The pioneering research project, led by Newcastle University’s School of Natural and Environmental Sciences and published today in Nature Communications, uncovered a mechanism that can generate hydrogen peroxide from rocks during the movement of geological faults.
While in high concentrations hydrogen peroxide can be harmful to life, it can also provide a useful source of oxygen to microbes. This additional source of oxygen may have influenced the early evolution, and feasibly even origin, of life in hot environments on the early Earth prior to the evolution of photosynthesis.
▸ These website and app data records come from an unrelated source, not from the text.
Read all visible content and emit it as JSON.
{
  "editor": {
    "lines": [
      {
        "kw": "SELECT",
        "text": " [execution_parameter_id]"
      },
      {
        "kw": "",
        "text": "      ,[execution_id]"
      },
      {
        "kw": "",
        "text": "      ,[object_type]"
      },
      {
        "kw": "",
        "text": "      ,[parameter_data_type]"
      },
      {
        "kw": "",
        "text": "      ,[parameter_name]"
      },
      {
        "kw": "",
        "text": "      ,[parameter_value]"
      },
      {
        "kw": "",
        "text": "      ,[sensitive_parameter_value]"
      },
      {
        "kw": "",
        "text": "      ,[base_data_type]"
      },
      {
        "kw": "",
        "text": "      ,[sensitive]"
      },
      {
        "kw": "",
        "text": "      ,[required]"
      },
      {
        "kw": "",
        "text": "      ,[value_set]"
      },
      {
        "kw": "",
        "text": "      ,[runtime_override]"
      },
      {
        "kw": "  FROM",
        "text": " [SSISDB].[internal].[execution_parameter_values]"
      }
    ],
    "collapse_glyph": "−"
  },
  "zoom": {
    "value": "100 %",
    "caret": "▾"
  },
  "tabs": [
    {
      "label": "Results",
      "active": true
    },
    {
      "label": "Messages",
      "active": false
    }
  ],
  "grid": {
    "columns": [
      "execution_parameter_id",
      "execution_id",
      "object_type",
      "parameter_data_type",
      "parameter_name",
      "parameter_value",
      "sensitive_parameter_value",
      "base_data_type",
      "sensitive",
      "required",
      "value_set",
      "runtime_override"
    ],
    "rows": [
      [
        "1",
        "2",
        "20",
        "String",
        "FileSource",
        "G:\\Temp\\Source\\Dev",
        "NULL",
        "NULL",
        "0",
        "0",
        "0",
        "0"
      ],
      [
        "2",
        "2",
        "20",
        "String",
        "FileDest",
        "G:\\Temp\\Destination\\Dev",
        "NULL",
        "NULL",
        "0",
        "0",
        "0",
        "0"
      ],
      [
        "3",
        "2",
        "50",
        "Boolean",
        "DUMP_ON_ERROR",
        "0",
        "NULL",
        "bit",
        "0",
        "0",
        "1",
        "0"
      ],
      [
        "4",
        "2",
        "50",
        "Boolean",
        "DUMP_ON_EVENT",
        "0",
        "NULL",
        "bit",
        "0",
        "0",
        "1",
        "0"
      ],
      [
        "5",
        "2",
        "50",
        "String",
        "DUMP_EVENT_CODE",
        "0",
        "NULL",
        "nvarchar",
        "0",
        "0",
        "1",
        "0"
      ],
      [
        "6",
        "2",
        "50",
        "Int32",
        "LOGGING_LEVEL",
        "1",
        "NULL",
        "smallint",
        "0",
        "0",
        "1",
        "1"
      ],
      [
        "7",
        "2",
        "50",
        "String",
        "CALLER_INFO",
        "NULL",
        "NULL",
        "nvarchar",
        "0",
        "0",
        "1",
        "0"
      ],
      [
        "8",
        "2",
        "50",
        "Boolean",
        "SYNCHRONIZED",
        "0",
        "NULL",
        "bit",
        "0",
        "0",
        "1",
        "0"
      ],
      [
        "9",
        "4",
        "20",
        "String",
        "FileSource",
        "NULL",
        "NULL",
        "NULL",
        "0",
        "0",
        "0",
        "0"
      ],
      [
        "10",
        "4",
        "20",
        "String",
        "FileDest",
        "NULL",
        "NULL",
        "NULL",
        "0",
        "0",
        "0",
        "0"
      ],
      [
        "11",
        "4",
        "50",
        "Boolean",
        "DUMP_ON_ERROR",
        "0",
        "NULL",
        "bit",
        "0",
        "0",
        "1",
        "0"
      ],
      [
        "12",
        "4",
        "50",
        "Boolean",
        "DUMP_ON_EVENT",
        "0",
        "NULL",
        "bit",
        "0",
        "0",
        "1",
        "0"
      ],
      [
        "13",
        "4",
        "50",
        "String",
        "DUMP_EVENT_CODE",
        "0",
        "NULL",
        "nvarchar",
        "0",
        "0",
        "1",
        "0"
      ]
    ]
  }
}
In tectonically active regions, the movement of the Earth’s crust not only generates earthquakes but riddles the subsurface with cracks and fractures lined with highly reactive rock surfaces containing many imperfections, or defects. Water can then filter down and react with these defects on the newly fractured rock.
In the laboratory, Masters student Jordan Stone simulated these conditions by crushing granite, basalt and peridotite – rock types that would have been present in the early Earth’s crust. These were then added to water under well controlled oxygen-free conditions at varying temperatures.
The experiments demonstrated that substantial amounts of hydrogen peroxide – and as a result, potentially oxygen – was only generated at temperatures close to the boiling point of water. Importantly, the temperature of hydrogen peroxide formation overlaps the growth ranges of some of the most heat-loving microbes on Earth called hyperthermophiles, including evolutionary ancient oxygen-using microbes near the root of the Universal Tree of Life.
Lead author Jordan Stone, who conducted this research as part of his MRes in Environmental Geoscience, said: “While previous research has suggested that small amounts of hydrogen peroxide and other oxidants can be formed by stressing or crushing of rocks in the absence of oxygen, this is the first study to show the vital importance of hot temperatures in maximising hydrogen peroxide generation.”
Principal Investigator Dr Jon Telling, Senior Lecturer, added: “This research shows that defects on crushed rock and minerals can behave very differently to how you would expect more ‘perfect’ mineral surfaces to react. All these mechanochemical reactions need to generate hydrogen peroxide, and therefore oxygen, is water, crushed rocks, and high temperatures, which were all present on the early Earth before the evolution of photosynthesis and which could have influenced the chemistry and microbiology in hot, seismically active regions where life may have first evolved.”
The work was supported through grants from the Natural Environmental Research Council (NERC) and the UK Space Agency. A major new follow-up project led by Dr Jon Telling, funded by NERC, is underway to determine the significance of this mechanism for supporting life in the Earth’s subsurface.